Copy each line below exactly.
Start of RECORDS TO PROCESS
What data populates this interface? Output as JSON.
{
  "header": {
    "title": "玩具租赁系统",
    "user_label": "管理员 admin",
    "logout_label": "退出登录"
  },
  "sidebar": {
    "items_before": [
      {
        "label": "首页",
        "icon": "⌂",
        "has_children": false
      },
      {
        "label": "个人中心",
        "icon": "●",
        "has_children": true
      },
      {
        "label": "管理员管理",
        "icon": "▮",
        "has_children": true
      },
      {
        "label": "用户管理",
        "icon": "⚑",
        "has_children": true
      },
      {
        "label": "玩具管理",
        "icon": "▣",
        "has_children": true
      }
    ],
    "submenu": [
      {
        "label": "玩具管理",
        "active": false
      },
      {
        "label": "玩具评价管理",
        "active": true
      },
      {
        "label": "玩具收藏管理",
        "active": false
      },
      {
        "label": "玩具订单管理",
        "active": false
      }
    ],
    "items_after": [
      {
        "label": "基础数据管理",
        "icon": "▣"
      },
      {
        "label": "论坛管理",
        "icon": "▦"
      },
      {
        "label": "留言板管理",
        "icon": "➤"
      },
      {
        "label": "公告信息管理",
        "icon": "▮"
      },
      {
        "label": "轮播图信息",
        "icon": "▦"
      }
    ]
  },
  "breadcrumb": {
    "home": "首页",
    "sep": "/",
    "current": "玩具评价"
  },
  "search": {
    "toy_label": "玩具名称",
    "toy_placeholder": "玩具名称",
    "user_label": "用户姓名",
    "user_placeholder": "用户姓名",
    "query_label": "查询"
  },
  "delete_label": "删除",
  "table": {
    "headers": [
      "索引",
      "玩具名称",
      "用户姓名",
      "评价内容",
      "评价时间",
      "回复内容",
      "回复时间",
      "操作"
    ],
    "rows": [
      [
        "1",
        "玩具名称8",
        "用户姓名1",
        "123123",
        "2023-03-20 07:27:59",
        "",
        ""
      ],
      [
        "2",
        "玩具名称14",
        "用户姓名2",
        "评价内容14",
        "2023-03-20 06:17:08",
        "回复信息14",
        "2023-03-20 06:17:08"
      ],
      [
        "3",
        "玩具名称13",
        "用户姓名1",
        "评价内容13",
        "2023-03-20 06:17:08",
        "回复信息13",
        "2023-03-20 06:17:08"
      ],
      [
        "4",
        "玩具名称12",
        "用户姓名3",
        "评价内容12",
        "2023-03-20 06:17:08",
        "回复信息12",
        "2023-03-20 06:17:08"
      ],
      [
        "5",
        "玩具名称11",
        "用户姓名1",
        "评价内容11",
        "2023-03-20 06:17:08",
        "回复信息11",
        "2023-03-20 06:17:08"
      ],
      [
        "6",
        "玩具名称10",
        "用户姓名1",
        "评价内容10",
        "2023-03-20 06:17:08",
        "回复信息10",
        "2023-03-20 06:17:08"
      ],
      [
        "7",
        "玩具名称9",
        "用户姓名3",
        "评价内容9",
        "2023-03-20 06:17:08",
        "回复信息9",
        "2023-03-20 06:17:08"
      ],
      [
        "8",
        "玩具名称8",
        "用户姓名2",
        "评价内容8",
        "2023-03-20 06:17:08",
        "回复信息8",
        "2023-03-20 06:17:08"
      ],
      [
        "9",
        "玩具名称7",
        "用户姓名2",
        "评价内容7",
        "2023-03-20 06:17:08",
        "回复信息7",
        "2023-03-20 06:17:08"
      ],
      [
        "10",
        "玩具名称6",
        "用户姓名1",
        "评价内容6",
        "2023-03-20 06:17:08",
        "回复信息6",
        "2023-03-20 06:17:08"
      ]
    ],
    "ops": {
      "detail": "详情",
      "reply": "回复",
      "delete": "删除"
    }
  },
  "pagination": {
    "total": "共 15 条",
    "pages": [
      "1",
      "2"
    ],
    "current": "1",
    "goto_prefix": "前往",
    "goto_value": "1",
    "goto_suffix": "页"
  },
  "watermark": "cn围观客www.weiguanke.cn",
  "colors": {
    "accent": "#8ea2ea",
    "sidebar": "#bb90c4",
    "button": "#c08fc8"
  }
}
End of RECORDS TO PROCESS
● FINAL ANSWER:
What data populates this interface? Output as JSON.
{
  "header": {
    "title": "玩具租赁系统",
    "user_label": "管理员 admin",
    "logout_label": "退出登录"
  },
  "sidebar": {
    "items_before": [
      {
        "label": "首页",
        "icon": "⌂",
        "has_children": false
      },
      {
        "label": "个人中心",
        "icon": "●",
        "has_children": true
      },
      {
        "label": "管理员管理",
        "icon": "▮",
        "has_children": true
      },
      {
        "label": "用户管理",
        "icon": "⚑",
        "has_children": true
      },
      {
        "label": "玩具管理",
        "icon": "▣",
        "has_children": true
      }
    ],
    "submenu": [
      {
        "label": "玩具管理",
        "active": false
      },
      {
        "label": "玩具评价管理",
        "active": true
      },
      {
        "label": "玩具收藏管理",
        "active": false
      },
      {
        "label": "玩具订单管理",
        "active": false
      }
    ],
    "items_after": [
      {
        "label": "基础数据管理",
        "icon": "▣"
      },
      {
        "label": "论坛管理",
        "icon": "▦"
      },
      {
        "label": "留言板管理",
        "icon": "➤"
      },
      {
        "label": "公告信息管理",
        "icon": "▮"
      },
      {
        "label": "轮播图信息",
        "icon": "▦"
      }
    ]
  },
  "breadcrumb": {
    "home": "首页",
    "sep": "/",
    "current": "玩具评价"
  },
  "search": {
    "toy_label": "玩具名称",
    "toy_placeholder": "玩具名称",
    "user_label": "用户姓名",
    "user_placeholder": "用户姓名",
    "query_label": "查询"
  },
  "delete_label": "删除",
  "table": {
    "headers": [
      "索引",
      "玩具名称",
      "用户姓名",
      "评价内容",
      "评价时间",
      "回复内容",
      "回复时间",
      "操作"
    ],
    "rows": [
      [
        "1",
        "玩具名称8",
        "用户姓名1",
        "123123",
        "2023-03-20 07:27:59",
        "",
        ""
      ],
      [
        "2",
        "玩具名称14",
        "用户姓名2",
        "评价内容14",
        "2023-03-20 06:17:08",
        "回复信息14",
        "2023-03-20 06:17:08"
      ],
      [
        "3",
        "玩具名称13",
        "用户姓名1",
        "评价内容13",
        "2023-03-20 06:17:08",
        "回复信息13",
        "2023-03-20 06:17:08"
      ],
      [
        "4",
        "玩具名称12",
        "用户姓名3",
        "评价内容12",
        "2023-03-20 06:17:08",
        "回复信息12",
        "2023-03-20 06:17:08"
      ],
      [
        "5",
        "玩具名称11",
        "用户姓名1",
        "评价内容11",
        "2023-03-20 06:17:08",
        "回复信息11",
        "2023-03-20 06:17:08"
      ],
      [
        "6",
        "玩具名称10",
        "用户姓名1",
        "评价内容10",
        "2023-03-20 06:17:08",
        "回复信息10",
        "2023-03-20 06:17:08"
      ],
      [
        "7",
        "玩具名称9",
        "用户姓名3",
        "评价内容9",
        "2023-03-20 06:17:08",
        "回复信息9",
        "2023-03-20 06:17:08"
      ],
      [
        "8",
        "玩具名称8",
        "用户姓名2",
        "评价内容8",
        "2023-03-20 06:17:08",
        "回复信息8",
        "2023-03-20 06:17:08"
      ],
      [
        "9",
        "玩具名称7",
        "用户姓名2",
        "评价内容7",
        "2023-03-20 06:17:08",
        "回复信息7",
        "2023-03-20 06:17:08"
      ],
      [
        "10",
        "玩具名称6",
        "用户姓名1",
        "评价内容6",
        "2023-03-20 06:17:08",
        "回复信息6",
        "2023-03-20 06:17:08"
      ]
    ],
    "ops": {
      "detail": "详情",
      "reply": "回复",
      "delete": "删除"
    }
  },
  "pagination": {
    "total": "共 15 条",
    "pages": [
      "1",
      "2"
    ],
    "current": "1",
    "goto_prefix": "前往",
    "goto_value": "1",
    "goto_suffix": "页"
  },
  "watermark": "cn围观客www.weiguanke.cn",
  "colors": {
    "accent": "#8ea2ea",
    "sidebar": "#bb90c4",
    "button": "#c08fc8"
  }
}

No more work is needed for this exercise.